WHAT YOU WILL DO
The listing that follows is to be repeated exactly.

═══

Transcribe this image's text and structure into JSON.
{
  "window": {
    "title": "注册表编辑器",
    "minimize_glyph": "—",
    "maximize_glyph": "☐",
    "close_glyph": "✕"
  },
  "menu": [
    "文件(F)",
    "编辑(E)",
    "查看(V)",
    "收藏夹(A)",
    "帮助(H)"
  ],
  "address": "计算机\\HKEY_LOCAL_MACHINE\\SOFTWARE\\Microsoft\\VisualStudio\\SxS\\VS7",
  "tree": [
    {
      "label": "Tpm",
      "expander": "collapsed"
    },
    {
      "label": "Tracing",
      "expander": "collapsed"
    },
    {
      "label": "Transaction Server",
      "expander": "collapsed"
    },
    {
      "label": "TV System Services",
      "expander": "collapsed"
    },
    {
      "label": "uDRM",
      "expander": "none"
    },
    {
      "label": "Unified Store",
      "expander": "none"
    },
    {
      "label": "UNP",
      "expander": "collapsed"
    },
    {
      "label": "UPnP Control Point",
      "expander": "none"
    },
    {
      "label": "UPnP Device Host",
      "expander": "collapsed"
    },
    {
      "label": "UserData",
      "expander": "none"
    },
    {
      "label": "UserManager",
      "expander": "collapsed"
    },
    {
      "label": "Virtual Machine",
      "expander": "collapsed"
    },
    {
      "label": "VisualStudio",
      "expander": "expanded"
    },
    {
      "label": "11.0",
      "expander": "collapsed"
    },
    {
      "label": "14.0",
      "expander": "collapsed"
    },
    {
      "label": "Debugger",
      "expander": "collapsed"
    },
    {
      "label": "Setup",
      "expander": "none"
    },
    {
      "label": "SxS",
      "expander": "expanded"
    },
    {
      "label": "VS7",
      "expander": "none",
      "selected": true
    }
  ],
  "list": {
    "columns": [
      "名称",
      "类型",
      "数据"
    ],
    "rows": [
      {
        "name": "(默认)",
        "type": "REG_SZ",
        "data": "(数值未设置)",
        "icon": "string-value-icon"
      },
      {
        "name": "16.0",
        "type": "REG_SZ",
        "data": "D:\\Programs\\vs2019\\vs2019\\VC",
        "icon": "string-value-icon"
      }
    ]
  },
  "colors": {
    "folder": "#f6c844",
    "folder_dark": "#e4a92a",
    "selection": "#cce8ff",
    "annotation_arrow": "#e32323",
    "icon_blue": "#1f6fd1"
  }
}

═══

RESPONSE TO THE TASK
Transcribe this image's text and structure into JSON.
{
  "window": {
    "title": "注册表编辑器",
    "minimize_glyph": "—",
    "maximize_glyph": "☐",
    "close_glyph": "✕"
  },
  "menu": [
    "文件(F)",
    "编辑(E)",
    "查看(V)",
    "收藏夹(A)",
    "帮助(H)"
  ],
  "address": "计算机\\HKEY_LOCAL_MACHINE\\SOFTWARE\\Microsoft\\VisualStudio\\SxS\\VS7",
  "tree": [
    {
      "label": "Tpm",
      "expander": "collapsed"
    },
    {
      "label": "Tracing",
      "expander": "collapsed"
    },
    {
      "label": "Transaction Server",
      "expander": "collapsed"
    },
    {
      "label": "TV System Services",
      "expander": "collapsed"
    },
    {
      "label": "uDRM",
      "expander": "none"
    },
    {
      "label": "Unified Store",
      "expander": "none"
    },
    {
      "label": "UNP",
      "expander": "collapsed"
    },
    {
      "label": "UPnP Control Point",
      "expander": "none"
    },
    {
      "label": "UPnP Device Host",
      "expander": "collapsed"
    },
    {
      "label": "UserData",
      "expander": "none"
    },
    {
      "label": "UserManager",
      "expander": "collapsed"
    },
    {
      "label": "Virtual Machine",
      "expander": "collapsed"
    },
    {
      "label": "VisualStudio",
      "expander": "expanded"
    },
    {
      "label": "11.0",
      "expander": "collapsed"
    },
    {
      "label": "14.0",
      "expander": "collapsed"
    },
    {
      "label": "Debugger",
      "expander": "collapsed"
    },
    {
      "label": "Setup",
      "expander": "none"
    },
    {
      "label": "SxS",
      "expander": "expanded"
    },
    {
      "label": "VS7",
      "expander": "none",
      "selected": true
    }
  ],
  "list": {
    "columns": [
      "名称",
      "类型",
      "数据"
    ],
    "rows": [
      {
        "name": "(默认)",
        "type": "REG_SZ",
        "data": "(数值未设置)",
        "icon": "string-value-icon"
      },
      {
        "name": "16.0",
        "type": "REG_SZ",
        "data": "D:\\Programs\\vs2019\\vs2019\\VC",
        "icon": "string-value-icon"
      }
    ]
  },
  "colors": {
    "folder": "#f6c844",
    "folder_dark": "#e4a92a",
    "selection": "#cce8ff",
    "annotation_arrow": "#e32323",
    "icon_blue": "#1f6fd1"
  }
}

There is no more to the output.